• [What to produce]
Extract all lines that hold "name" from the records below.

── Supplied records

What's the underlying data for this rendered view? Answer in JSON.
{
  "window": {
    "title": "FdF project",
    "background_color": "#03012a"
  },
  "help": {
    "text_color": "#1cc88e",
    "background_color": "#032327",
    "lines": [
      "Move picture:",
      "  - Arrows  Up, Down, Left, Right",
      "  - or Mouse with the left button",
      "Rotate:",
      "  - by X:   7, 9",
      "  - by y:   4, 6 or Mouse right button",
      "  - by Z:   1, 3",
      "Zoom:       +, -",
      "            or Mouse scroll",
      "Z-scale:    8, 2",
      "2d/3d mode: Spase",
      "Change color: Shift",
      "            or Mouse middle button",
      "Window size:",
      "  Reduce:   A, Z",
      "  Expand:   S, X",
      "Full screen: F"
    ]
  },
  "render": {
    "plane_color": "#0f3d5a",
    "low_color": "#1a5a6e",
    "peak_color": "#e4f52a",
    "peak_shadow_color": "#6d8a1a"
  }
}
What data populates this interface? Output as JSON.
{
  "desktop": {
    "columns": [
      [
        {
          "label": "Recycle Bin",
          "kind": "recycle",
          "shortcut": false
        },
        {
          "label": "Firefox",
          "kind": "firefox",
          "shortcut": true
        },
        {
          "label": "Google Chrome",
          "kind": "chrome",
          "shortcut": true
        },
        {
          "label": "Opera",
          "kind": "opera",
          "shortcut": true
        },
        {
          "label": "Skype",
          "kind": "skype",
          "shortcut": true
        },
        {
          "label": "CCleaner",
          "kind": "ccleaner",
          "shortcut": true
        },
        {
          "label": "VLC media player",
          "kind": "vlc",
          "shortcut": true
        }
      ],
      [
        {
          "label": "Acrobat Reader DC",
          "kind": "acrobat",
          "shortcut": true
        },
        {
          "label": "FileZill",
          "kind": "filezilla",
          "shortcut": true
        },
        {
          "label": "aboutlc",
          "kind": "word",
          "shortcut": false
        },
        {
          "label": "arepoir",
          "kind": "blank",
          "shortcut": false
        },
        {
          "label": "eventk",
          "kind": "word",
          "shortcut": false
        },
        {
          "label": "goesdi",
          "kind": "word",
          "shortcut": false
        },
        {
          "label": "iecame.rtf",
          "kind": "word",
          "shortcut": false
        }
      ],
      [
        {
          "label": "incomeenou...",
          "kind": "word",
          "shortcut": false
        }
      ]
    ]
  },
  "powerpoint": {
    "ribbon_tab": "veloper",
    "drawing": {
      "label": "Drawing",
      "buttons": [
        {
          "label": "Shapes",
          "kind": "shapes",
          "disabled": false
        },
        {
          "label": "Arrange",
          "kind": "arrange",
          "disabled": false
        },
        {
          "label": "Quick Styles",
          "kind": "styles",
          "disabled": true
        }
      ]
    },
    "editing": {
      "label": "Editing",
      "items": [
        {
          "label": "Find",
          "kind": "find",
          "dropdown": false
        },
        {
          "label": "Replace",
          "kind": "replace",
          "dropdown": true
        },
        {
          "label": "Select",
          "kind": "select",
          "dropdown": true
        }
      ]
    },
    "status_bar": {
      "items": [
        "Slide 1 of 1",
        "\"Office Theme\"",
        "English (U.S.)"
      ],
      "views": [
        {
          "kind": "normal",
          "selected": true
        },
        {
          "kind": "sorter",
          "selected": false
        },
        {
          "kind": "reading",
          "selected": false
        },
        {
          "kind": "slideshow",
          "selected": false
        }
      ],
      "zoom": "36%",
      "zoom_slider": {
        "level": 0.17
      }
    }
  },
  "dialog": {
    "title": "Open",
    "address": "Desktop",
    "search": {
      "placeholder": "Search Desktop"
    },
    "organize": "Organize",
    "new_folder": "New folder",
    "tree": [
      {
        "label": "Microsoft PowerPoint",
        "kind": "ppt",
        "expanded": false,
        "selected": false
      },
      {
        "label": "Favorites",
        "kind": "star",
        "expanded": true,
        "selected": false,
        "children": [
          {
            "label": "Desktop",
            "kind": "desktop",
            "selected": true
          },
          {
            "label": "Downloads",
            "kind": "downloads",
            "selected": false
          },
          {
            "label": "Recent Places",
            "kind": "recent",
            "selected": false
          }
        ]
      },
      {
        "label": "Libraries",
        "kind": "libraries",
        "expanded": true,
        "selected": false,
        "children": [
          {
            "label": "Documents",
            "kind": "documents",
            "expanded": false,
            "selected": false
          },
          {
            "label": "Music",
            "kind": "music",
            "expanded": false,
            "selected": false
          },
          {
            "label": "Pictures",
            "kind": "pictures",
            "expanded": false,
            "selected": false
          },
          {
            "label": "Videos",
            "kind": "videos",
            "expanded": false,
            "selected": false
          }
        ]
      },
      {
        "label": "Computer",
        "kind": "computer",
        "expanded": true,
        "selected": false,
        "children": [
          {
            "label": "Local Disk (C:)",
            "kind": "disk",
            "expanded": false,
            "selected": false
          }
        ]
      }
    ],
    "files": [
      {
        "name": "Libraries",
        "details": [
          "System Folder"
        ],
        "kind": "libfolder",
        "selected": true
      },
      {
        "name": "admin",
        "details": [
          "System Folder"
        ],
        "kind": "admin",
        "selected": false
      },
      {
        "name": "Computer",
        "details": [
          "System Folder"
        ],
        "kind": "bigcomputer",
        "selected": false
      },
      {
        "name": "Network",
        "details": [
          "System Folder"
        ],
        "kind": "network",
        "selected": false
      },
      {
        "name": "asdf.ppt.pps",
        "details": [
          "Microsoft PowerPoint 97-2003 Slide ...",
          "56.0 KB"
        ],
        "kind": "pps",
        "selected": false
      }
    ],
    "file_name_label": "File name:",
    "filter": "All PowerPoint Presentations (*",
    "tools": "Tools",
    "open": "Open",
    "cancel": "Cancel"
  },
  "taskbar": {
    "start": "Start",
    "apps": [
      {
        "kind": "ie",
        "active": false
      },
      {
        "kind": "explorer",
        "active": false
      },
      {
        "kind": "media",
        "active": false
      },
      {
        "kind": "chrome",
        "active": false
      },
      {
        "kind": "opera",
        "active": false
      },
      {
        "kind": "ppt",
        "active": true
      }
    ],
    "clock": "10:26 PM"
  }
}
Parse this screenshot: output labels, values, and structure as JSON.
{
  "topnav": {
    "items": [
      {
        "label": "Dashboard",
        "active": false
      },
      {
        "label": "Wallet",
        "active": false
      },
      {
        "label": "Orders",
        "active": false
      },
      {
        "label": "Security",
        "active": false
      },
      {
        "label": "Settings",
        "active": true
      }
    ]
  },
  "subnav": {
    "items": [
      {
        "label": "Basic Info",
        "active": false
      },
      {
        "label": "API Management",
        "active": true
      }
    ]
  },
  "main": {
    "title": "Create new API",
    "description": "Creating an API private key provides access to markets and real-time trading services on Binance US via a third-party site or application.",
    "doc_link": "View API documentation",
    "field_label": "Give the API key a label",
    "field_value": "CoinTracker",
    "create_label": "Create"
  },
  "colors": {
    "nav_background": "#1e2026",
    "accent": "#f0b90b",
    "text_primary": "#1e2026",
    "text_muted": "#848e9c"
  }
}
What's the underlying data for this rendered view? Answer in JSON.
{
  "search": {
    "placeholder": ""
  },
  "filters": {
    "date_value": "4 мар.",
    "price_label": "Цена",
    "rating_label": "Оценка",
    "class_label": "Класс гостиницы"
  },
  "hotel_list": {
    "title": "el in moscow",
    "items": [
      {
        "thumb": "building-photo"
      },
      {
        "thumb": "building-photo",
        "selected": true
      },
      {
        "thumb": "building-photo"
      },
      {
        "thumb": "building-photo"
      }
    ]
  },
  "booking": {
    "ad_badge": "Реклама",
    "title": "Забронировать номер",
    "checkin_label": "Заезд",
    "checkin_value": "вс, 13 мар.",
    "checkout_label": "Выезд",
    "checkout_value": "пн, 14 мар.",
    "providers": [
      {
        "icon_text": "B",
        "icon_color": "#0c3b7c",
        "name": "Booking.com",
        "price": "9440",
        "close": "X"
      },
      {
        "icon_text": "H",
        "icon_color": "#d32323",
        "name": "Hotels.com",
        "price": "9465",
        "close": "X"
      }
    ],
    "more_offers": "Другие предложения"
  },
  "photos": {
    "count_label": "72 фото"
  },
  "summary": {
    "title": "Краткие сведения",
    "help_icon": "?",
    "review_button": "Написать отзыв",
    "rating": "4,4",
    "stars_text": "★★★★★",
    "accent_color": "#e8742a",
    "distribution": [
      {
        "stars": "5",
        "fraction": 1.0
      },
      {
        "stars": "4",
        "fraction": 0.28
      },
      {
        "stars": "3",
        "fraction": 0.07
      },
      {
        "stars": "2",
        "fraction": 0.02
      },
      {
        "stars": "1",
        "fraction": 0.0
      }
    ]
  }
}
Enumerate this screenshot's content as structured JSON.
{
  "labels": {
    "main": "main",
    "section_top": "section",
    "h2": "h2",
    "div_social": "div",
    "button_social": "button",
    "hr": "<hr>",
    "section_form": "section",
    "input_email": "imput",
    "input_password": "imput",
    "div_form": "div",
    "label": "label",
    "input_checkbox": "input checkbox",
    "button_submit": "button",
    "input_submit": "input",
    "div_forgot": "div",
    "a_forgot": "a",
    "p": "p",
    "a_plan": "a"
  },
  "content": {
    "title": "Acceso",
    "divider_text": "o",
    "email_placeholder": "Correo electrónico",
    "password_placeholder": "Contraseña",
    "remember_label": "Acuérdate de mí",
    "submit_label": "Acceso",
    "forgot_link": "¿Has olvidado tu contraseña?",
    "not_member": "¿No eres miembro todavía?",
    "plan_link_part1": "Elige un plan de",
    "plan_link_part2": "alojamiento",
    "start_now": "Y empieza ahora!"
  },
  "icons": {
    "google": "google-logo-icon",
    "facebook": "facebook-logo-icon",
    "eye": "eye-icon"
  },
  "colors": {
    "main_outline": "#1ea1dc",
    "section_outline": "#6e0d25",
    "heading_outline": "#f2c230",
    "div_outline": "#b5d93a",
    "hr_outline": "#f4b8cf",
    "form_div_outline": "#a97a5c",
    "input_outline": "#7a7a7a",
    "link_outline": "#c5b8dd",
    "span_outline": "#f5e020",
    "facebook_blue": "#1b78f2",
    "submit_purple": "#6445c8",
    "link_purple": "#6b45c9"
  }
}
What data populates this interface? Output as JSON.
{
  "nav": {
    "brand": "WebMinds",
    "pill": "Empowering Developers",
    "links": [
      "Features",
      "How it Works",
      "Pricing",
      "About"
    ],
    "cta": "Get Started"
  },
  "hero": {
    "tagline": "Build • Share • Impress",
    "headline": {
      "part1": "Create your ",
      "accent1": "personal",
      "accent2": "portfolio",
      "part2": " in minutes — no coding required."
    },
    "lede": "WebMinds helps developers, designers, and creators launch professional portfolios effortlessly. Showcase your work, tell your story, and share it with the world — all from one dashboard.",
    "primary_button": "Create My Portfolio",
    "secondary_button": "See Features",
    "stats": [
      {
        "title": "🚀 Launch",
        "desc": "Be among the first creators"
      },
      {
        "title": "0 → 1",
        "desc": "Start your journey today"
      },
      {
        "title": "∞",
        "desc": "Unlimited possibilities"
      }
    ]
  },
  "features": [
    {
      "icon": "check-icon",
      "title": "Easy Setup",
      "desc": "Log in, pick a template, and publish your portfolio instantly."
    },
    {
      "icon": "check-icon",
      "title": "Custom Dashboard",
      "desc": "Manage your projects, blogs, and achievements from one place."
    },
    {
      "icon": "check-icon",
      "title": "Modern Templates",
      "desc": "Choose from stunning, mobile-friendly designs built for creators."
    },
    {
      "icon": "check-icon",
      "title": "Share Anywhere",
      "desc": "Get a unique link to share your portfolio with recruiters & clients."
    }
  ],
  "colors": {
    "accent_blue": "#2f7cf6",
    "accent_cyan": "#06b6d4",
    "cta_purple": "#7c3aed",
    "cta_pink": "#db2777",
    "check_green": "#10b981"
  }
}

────

• [Solution below]
        "name": "Libraries",
        "name": "admin",
        "name": "Computer",
        "name": "Network",
        "name": "asdf.ppt.pps",
    "file_name_label": "File name:",
        "name": "Booking.com",
        "name": "Hotels.com",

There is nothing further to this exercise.